**What the task requires**
Only lines holding "default" are wanted; copy each of them from the records below.

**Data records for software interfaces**
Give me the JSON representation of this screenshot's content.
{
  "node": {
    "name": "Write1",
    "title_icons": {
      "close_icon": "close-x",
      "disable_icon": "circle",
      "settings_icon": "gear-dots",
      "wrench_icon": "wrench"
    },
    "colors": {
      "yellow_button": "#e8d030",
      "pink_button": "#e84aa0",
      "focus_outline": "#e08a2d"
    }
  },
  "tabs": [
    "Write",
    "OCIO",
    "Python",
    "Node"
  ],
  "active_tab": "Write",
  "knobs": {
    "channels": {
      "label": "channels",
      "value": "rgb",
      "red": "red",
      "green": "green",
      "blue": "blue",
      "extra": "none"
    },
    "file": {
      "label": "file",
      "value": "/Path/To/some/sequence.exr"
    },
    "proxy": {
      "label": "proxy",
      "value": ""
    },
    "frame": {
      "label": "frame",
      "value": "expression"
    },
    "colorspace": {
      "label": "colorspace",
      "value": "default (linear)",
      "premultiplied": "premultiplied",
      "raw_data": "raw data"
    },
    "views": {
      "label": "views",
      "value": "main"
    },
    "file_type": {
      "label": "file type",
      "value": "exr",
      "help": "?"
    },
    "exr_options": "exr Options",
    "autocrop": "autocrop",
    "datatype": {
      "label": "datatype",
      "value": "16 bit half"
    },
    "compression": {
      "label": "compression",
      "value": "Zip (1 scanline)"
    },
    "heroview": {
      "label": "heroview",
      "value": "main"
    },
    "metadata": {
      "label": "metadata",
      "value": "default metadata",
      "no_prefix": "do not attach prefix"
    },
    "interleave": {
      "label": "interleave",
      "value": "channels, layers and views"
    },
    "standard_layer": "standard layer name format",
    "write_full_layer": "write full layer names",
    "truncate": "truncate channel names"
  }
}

**Exercise solution**
      "value": "default (linear)",
      "value": "default metadata",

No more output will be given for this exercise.